═════ MATERIAL FOR THIS EXERCISE ═════
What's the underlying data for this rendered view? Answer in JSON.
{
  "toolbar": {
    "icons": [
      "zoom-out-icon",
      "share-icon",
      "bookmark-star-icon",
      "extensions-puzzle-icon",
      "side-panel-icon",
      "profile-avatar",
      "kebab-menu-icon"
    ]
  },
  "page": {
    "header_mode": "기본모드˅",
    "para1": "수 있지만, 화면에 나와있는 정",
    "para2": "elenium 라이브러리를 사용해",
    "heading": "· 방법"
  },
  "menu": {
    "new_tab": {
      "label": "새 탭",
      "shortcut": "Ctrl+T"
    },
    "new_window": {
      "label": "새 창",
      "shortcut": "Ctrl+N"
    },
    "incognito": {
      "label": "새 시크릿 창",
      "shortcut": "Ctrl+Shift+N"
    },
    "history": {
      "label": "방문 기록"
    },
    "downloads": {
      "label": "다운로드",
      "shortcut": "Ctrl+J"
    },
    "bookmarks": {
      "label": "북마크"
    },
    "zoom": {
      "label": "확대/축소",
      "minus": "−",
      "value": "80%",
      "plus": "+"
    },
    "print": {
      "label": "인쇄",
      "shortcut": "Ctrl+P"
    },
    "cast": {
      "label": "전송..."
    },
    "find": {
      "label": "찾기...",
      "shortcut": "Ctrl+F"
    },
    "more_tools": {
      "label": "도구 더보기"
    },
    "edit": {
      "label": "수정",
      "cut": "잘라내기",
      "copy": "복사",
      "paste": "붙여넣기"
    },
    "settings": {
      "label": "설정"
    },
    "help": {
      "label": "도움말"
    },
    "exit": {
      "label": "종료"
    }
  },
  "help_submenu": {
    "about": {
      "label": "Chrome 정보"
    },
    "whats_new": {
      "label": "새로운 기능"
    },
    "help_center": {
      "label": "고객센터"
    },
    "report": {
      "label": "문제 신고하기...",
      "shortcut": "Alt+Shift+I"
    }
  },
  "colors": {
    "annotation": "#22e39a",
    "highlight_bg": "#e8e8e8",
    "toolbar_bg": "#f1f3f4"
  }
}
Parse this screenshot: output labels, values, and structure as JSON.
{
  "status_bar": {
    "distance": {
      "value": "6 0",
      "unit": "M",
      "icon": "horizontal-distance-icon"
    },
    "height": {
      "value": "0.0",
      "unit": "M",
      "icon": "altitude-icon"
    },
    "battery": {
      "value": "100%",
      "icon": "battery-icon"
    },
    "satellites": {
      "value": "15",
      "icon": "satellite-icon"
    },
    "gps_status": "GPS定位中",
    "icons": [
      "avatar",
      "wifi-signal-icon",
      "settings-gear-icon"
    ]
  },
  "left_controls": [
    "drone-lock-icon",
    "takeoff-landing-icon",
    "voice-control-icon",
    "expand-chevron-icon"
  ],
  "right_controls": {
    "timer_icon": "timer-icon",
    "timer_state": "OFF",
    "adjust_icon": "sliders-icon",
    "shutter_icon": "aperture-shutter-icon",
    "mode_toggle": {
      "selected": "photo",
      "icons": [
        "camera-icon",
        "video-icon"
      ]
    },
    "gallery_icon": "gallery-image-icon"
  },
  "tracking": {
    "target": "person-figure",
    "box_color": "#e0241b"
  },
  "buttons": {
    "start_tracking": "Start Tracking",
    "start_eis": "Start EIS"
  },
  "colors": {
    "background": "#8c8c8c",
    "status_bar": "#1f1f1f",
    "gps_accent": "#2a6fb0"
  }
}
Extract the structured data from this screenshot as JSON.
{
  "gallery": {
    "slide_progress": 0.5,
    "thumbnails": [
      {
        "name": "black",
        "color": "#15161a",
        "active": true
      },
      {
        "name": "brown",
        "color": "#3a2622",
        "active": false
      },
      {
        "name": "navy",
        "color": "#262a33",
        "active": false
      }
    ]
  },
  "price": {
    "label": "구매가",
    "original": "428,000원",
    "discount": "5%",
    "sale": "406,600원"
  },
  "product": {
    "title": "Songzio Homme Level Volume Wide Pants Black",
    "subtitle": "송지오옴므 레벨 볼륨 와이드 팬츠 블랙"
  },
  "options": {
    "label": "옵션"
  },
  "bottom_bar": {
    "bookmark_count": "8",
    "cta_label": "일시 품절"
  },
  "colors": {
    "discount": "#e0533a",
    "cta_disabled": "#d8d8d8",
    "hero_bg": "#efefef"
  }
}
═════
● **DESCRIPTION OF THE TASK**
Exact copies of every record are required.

● **TASK ANSWER**
What's the underlying data for this rendered view? Answer in JSON.
{
  "toolbar": {
    "icons": [
      "zoom-out-icon",
      "share-icon",
      "bookmark-star-icon",
      "extensions-puzzle-icon",
      "side-panel-icon",
      "profile-avatar",
      "kebab-menu-icon"
    ]
  },
  "page": {
    "header_mode": "기본모드˅",
    "para1": "수 있지만, 화면에 나와있는 정",
    "para2": "elenium 라이브러리를 사용해",
    "heading": "· 방법"
  },
  "menu": {
    "new_tab": {
      "label": "새 탭",
      "shortcut": "Ctrl+T"
    },
    "new_window": {
      "label": "새 창",
      "shortcut": "Ctrl+N"
    },
    "incognito": {
      "label": "새 시크릿 창",
      "shortcut": "Ctrl+Shift+N"
    },
    "history": {
      "label": "방문 기록"
    },
    "downloads": {
      "label": "다운로드",
      "shortcut": "Ctrl+J"
    },
    "bookmarks": {
      "label": "북마크"
    },
    "zoom": {
      "label": "확대/축소",
      "minus": "−",
      "value": "80%",
      "plus": "+"
    },
    "print": {
      "label": "인쇄",
      "shortcut": "Ctrl+P"
    },
    "cast": {
      "label": "전송..."
    },
    "find": {
      "label": "찾기...",
      "shortcut": "Ctrl+F"
    },
    "more_tools": {
      "label": "도구 더보기"
    },
    "edit": {
      "label": "수정",
      "cut": "잘라내기",
      "copy": "복사",
      "paste": "붙여넣기"
    },
    "settings": {
      "label": "설정"
    },
    "help": {
      "label": "도움말"
    },
    "exit": {
      "label": "종료"
    }
  },
  "help_submenu": {
    "about": {
      "label": "Chrome 정보"
    },
    "whats_new": {
      "label": "새로운 기능"
    },
    "help_center": {
      "label": "고객센터"
    },
    "report": {
      "label": "문제 신고하기...",
      "shortcut": "Alt+Shift+I"
    }
  },
  "colors": {
    "annotation": "#22e39a",
    "highlight_bg": "#e8e8e8",
    "toolbar_bg": "#f1f3f4"
  }
}
Parse this screenshot: output labels, values, and structure as JSON.
{
  "status_bar": {
    "distance": {
      "value": "6 0",
      "unit": "M",
      "icon": "horizontal-distance-icon"
    },
    "height": {
      "value": "0.0",
      "unit": "M",
      "icon": "altitude-icon"
    },
    "battery": {
      "value": "100%",
      "icon": "battery-icon"
    },
    "satellites": {
      "value": "15",
      "icon": "satellite-icon"
    },
    "gps_status": "GPS定位中",
    "icons": [
      "avatar",
      "wifi-signal-icon",
      "settings-gear-icon"
    ]
  },
  "left_controls": [
    "drone-lock-icon",
    "takeoff-landing-icon",
    "voice-control-icon",
    "expand-chevron-icon"
  ],
  "right_controls": {
    "timer_icon": "timer-icon",
    "timer_state": "OFF",
    "adjust_icon": "sliders-icon",
    "shutter_icon": "aperture-shutter-icon",
    "mode_toggle": {
      "selected": "photo",
      "icons": [
        "camera-icon",
        "video-icon"
      ]
    },
    "gallery_icon": "gallery-image-icon"
  },
  "tracking": {
    "target": "person-figure",
    "box_color": "#e0241b"
  },
  "buttons": {
    "start_tracking": "Start Tracking",
    "start_eis": "Start EIS"
  },
  "colors": {
    "background": "#8c8c8c",
    "status_bar": "#1f1f1f",
    "gps_accent": "#2a6fb0"
  }
}
Extract the structured data from this screenshot as JSON.
{
  "gallery": {
    "slide_progress": 0.5,
    "thumbnails": [
      {
        "name": "black",
        "color": "#15161a",
        "active": true
      },
      {
        "name": "brown",
        "color": "#3a2622",
        "active": false
      },
      {
        "name": "navy",
        "color": "#262a33",
        "active": false
      }
    ]
  },
  "price": {
    "label": "구매가",
    "original": "428,000원",
    "discount": "5%",
    "sale": "406,600원"
  },
  "product": {
    "title": "Songzio Homme Level Volume Wide Pants Black",
    "subtitle": "송지오옴므 레벨 볼륨 와이드 팬츠 블랙"
  },
  "options": {
    "label": "옵션"
  },
  "bottom_bar": {
    "bookmark_count": "8",
    "cta_label": "일시 품절"
  },
  "colors": {
    "discount": "#e0533a",
    "cta_disabled": "#d8d8d8",
    "hero_bg": "#efefef"
  }
}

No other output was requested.